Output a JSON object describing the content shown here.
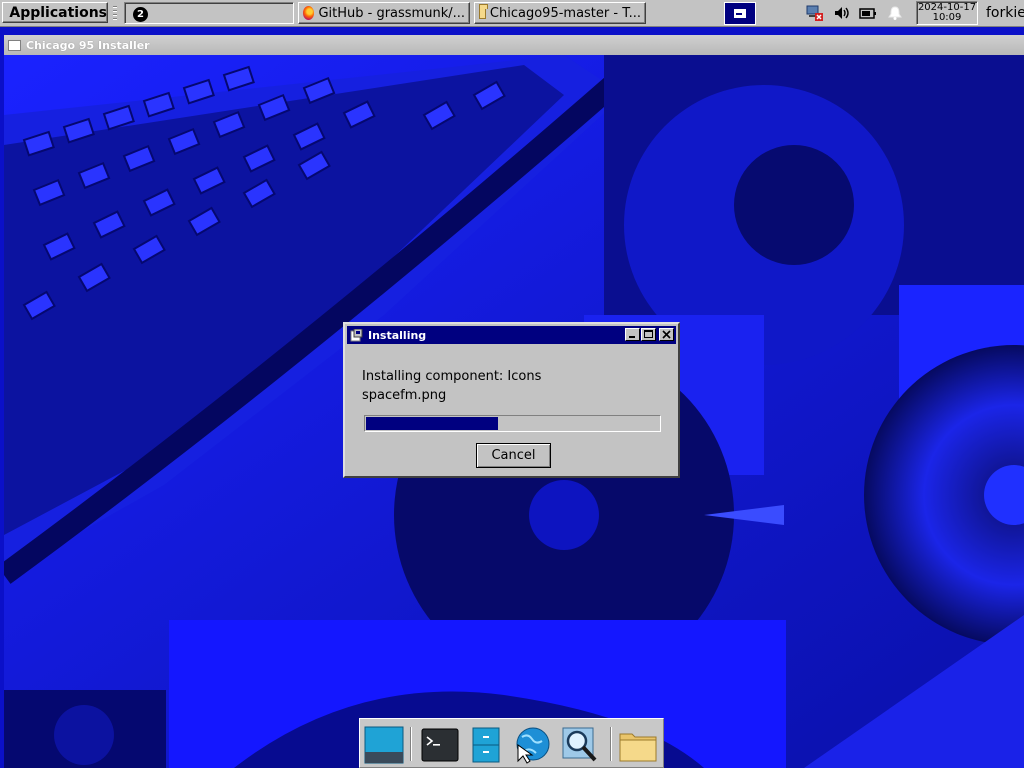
{
  "top_panel": {
    "applications_label": "Applications",
    "workspace_number": "2",
    "tasks": [
      {
        "label": "GitHub - grassmunk/...",
        "icon": "firefox-icon"
      },
      {
        "label": "Chicago95-master - T...",
        "icon": "folder-icon"
      }
    ],
    "clock": {
      "date": "2024-10-17",
      "time": "10:09"
    },
    "user": "forkie",
    "tray_icons": [
      "network-disconnected-icon",
      "volume-icon",
      "battery-icon",
      "notification-bell-icon"
    ]
  },
  "installer_window": {
    "title": "Chicago 95 Installer"
  },
  "dialog": {
    "title": "Installing",
    "message_line1": "Installing component: Icons",
    "message_line2": "spacefm.png",
    "progress_fraction": 0.45,
    "cancel_label": "Cancel",
    "title_buttons": [
      "minimize-icon",
      "maximize-icon",
      "close-icon"
    ]
  },
  "dock": {
    "items": [
      "show-desktop-icon",
      "terminal-icon",
      "file-manager-drawer-icon",
      "web-browser-icon",
      "app-finder-icon",
      "home-folder-icon"
    ]
  },
  "colors": {
    "panel": "#c3c3c3",
    "titlebar_active": "#000080",
    "wallpaper_blue": "#0a0fd4",
    "progress_fill": "#000080"
  }
}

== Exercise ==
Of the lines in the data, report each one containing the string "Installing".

== Your response ==
    "title": "Installing",
    "message_line1": "Installing component: Icons",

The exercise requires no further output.